Material to process:
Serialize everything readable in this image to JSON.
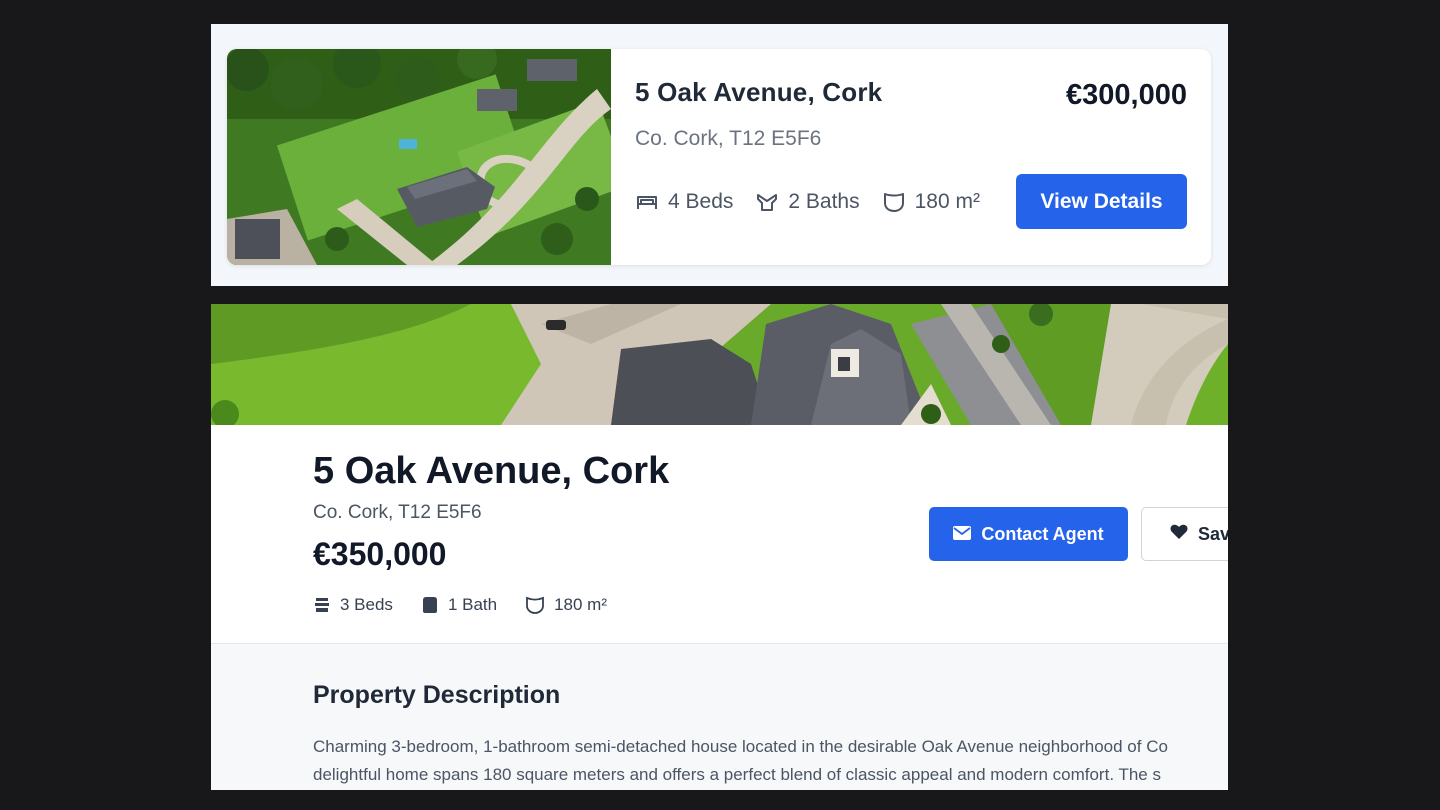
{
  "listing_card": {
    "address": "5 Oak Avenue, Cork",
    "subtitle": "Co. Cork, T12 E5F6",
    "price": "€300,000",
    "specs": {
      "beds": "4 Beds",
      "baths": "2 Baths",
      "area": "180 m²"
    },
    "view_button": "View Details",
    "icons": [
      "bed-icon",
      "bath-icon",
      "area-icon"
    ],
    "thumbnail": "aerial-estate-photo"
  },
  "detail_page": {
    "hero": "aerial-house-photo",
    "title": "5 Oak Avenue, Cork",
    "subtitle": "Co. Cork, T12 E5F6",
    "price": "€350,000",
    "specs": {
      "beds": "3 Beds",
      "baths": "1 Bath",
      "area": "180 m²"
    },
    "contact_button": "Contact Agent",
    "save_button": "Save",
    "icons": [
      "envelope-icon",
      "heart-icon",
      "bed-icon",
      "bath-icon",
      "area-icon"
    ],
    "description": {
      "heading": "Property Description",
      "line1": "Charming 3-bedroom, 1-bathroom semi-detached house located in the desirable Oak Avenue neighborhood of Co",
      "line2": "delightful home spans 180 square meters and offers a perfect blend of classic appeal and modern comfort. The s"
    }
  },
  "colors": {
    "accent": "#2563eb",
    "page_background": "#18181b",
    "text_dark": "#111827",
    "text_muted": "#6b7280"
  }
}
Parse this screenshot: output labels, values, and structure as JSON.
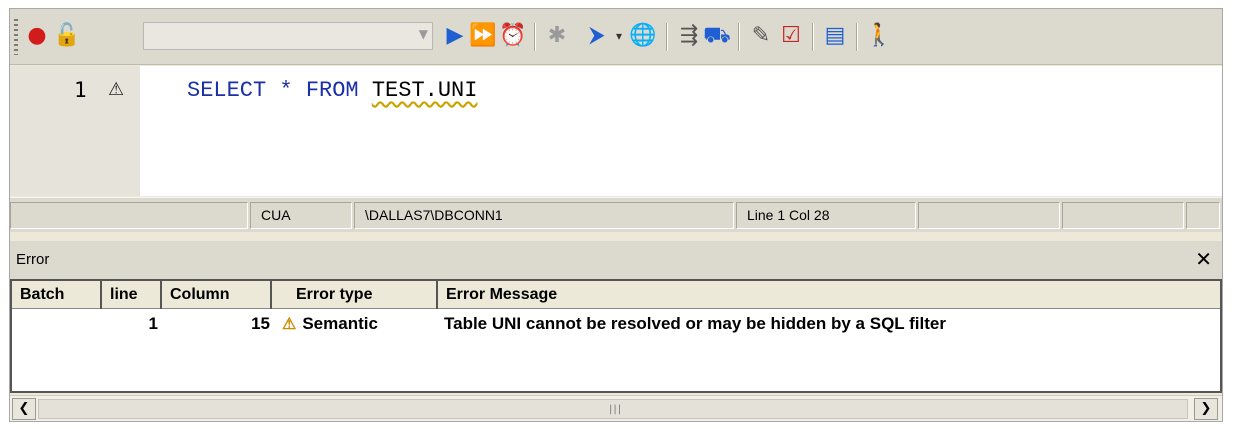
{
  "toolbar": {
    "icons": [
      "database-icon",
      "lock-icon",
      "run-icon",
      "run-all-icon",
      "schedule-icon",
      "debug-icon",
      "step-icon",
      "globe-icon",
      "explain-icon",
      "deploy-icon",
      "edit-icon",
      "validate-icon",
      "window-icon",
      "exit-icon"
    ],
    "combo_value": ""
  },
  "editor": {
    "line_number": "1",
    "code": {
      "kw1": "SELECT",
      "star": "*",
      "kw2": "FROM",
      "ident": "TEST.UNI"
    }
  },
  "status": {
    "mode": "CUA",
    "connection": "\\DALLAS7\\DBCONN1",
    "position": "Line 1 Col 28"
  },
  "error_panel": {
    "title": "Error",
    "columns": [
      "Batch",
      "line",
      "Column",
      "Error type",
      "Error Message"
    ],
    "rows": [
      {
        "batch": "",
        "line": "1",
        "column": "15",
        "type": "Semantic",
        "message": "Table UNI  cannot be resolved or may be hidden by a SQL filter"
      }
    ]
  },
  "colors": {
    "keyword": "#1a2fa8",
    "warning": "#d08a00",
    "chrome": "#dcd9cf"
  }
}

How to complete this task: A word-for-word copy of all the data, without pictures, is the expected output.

Solved problem:
Serialize everything readable in this image to JSON.
{
  "listing_card": {
    "address": "5 Oak Avenue, Cork",
    "subtitle": "Co. Cork, T12 E5F6",
    "price": "€300,000",
    "specs": {
      "beds": "4 Beds",
      "baths": "2 Baths",
      "area": "180 m²"
    },
    "view_button": "View Details",
    "icons": [
      "bed-icon",
      "bath-icon",
      "area-icon"
    ],
    "thumbnail": "aerial-estate-photo"
  },
  "detail_page": {
    "hero": "aerial-house-photo",
    "title": "5 Oak Avenue, Cork",
    "subtitle": "Co. Cork, T12 E5F6",
    "price": "€350,000",
    "specs": {
      "beds": "3 Beds",
      "baths": "1 Bath",
      "area": "180 m²"
    },
    "contact_button": "Contact Agent",
    "save_button": "Save",
    "icons": [
      "envelope-icon",
      "heart-icon",
      "bed-icon",
      "bath-icon",
      "area-icon"
    ],
    "description": {
      "heading": "Property Description",
      "line1": "Charming 3-bedroom, 1-bathroom semi-detached house located in the desirable Oak Avenue neighborhood of Co",
      "line2": "delightful home spans 180 square meters and offers a perfect blend of classic appeal and modern comfort. The s"
    }
  },
  "colors": {
    "accent": "#2563eb",
    "page_background": "#18181b",
    "text_dark": "#111827",
    "text_muted": "#6b7280"
  }
}
Parse this screenshot: output labels, values, and structure as JSON.
{
  "toolbar": {
    "icons": [
      "database-icon",
      "lock-icon",
      "run-icon",
      "run-all-icon",
      "schedule-icon",
      "debug-icon",
      "step-icon",
      "globe-icon",
      "explain-icon",
      "deploy-icon",
      "edit-icon",
      "validate-icon",
      "window-icon",
      "exit-icon"
    ],
    "combo_value": ""
  },
  "editor": {
    "line_number": "1",
    "code": {
      "kw1": "SELECT",
      "star": "*",
      "kw2": "FROM",
      "ident": "TEST.UNI"
    }
  },
  "status": {
    "mode": "CUA",
    "connection": "\\DALLAS7\\DBCONN1",
    "position": "Line 1 Col 28"
  },
  "error_panel": {
    "title": "Error",
    "columns": [
      "Batch",
      "line",
      "Column",
      "Error type",
      "Error Message"
    ],
    "rows": [
      {
        "batch": "",
        "line": "1",
        "column": "15",
        "type": "Semantic",
        "message": "Table UNI  cannot be resolved or may be hidden by a SQL filter"
      }
    ]
  },
  "colors": {
    "keyword": "#1a2fa8",
    "warning": "#d08a00",
    "chrome": "#dcd9cf"
  }
}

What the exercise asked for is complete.